In the US, the main goal of therapists who treat alcoholism and the official stand of the alcoholics anonymous are to ensure a complete abstinence. The term controlled drinking is therefore rejected by the American therapists. These therapists claim that accepting such goal in treatment of alcoholism is detrimental and only make the alcoholics to delay from going for the right solution to their problems (Anderson). However, other countries like the Britain and other commonwealth nations, the idea of controlled drinking is widely accepted and available to the alcoholics.
The proponents of controlled drinking also argue that CD would still be used as a motivator for the people who wish to change their drinking behavior. Many alcoholics find it hard to completely stop drinking, even thought the damage is evident in their life and marriages. Controlled drinking, mediated on by a qualified therapist is bound to propel the alcoholic towards a better life (Aasved 144). The efforts to reduce intake may fail and the person would realize that they are addicted to alcoholism and then make steps towards recovery from the problem.
The two approaches to treating alcoholism; abstinence and controlled drinking only raise debate and controversy when one is depicted to be better than the other is. It should be noted that controlled drinking (moderation) is more effective when used by people who have not reached dangerous drinking habits and only need to practice how to maintain their drinking limits. On the other hand, alcoholic anonymous (abstinence) is more effective for the people whose alcoholism level cannot be reduced or need to be stopped immediately.
It is obvious that the main aim of treating alcoholism is to help people improve their quality of life. It should help people improve on their functioning. Too much alcohol interferes with the normal functioning of human beings. It therefore makes sense to say that abstinence should not be the only option in the treatment of alcoholism (Pond, Wilkinson, and Simpson 460) Controlled drinking is good for the health of humans and the fact that it promotes behavior change makes it much better than its critics may think.
Abstinence on the other hand is also good since it has proven to be the most effective approach with many alcoholics (Anderson). Both approaches have very important roles to play in the treatment of alcoholism (Pond, Wilkinson, and Simpson 460). In cases of harm reduction, the individual is never interested in abstinence but a reduction in the alcohol intake. With the above factors in mind, it would proper to say that the therapists should always consider both approaches in treating alcoholism and only settle on one when they have considered all the factors.

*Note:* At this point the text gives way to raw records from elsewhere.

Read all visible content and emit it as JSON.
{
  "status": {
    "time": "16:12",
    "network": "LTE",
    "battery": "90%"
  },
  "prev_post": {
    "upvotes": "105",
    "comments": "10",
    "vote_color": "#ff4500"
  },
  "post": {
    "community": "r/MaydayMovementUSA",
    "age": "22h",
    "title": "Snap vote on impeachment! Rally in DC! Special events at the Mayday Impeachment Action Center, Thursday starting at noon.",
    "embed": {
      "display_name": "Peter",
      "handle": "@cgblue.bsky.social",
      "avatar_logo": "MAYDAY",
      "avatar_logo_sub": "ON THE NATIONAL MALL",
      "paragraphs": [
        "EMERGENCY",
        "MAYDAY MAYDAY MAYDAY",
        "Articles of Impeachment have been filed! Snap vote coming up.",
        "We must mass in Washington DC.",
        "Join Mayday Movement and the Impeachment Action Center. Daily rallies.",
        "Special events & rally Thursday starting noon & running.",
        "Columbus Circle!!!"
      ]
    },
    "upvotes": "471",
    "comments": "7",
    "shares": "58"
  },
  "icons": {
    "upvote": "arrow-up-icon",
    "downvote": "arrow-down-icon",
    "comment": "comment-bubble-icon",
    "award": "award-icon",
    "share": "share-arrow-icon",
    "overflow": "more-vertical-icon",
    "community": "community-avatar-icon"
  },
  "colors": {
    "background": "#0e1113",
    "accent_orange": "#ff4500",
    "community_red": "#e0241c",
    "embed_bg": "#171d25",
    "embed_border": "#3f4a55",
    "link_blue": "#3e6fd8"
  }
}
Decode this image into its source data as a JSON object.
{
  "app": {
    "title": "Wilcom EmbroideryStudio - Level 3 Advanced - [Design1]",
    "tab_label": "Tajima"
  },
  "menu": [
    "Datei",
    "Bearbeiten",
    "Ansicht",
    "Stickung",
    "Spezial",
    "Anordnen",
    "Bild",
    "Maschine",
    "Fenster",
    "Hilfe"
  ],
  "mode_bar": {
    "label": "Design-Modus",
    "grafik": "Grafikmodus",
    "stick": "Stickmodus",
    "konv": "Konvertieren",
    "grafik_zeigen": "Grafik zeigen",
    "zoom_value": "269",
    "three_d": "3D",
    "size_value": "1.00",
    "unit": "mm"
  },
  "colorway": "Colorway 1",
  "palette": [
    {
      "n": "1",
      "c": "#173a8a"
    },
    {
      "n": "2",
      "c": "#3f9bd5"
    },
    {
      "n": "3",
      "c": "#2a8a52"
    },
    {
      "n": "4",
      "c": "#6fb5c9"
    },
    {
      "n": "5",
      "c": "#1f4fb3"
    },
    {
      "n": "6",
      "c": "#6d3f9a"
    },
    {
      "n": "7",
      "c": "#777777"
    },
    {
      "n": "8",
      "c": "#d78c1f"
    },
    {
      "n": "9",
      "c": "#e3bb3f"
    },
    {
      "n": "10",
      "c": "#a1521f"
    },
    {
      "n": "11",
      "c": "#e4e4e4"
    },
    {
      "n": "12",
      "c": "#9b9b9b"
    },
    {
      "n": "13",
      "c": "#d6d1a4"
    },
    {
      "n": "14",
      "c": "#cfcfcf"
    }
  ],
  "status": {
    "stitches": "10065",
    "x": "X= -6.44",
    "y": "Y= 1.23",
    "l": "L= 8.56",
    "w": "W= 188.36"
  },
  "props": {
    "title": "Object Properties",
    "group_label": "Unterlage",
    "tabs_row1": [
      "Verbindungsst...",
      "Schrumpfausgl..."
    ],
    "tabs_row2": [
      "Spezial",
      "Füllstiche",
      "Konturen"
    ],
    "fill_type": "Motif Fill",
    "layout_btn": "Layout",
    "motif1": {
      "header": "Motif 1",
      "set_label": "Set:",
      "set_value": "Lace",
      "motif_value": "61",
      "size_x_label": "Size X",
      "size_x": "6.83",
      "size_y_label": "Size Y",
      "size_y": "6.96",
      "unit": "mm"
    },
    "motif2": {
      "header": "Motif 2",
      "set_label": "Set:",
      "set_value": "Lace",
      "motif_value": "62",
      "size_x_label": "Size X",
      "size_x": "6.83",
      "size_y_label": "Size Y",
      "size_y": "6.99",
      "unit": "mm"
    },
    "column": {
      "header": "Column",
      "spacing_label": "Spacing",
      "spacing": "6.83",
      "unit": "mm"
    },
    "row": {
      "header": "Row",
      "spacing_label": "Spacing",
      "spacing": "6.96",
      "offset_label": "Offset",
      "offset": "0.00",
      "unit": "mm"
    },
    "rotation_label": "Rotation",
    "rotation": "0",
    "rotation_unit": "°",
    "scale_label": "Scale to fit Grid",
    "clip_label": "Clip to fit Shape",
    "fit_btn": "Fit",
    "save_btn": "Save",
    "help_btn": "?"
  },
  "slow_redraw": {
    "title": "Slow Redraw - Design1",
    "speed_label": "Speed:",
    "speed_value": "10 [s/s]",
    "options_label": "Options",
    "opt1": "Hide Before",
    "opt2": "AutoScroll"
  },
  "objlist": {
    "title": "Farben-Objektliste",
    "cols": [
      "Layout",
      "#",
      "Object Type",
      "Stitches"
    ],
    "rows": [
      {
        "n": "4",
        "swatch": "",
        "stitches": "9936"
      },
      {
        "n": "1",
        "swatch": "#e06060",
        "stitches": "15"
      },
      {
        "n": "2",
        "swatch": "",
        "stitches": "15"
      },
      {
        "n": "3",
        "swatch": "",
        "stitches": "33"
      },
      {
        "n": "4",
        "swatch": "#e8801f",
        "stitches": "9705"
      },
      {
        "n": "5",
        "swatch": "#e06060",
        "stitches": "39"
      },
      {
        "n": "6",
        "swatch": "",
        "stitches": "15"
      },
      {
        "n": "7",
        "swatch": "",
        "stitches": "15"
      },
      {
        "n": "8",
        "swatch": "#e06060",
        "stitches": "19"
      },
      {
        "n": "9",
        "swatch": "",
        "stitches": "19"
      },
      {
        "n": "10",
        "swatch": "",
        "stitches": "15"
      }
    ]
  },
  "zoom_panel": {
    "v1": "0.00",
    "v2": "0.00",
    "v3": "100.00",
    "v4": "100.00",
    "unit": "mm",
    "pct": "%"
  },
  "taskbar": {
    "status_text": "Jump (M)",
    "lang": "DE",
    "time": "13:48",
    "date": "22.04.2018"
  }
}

Aasved, Mikal J. The Biology of Gambling. Springfield, Ill: Charles C. Thomas, 2003. Print
Alcohol abstinence vs. moderation. Harvard health publications.2014.Internet resource. Available at http://www.health.harvard.edu/family_health_guide/alcohol-abstinence-vs-moderation
Anderson, Kenneth. Moderate Drinking, Harm Reduction, and Abstinence Outcomes. HAMS Harm reduction.2012.internet resource. Available at http://www.hamsnetwork.org/outcomes.pdf
Day, Ed. Clinical Topics in Addiction. London: RCPsych, 2007. Print
Pond, R A, D A Wilkinson, and R I Simpson. “Abstinence or Controlled Drinking?” CMAJ: Canadian Medical Association Journal 150.4 (1994): 460–461. Print. Available at http://www.ncbi.nlm.nih.gov/pmc/articles/PMC1486285/pdf/cmaj00284-0014b.pdf
Vaillant, George E. The Natural History of Alcoholism Revisited. Cambridge, Mass: Harvard University Press, 1995. Print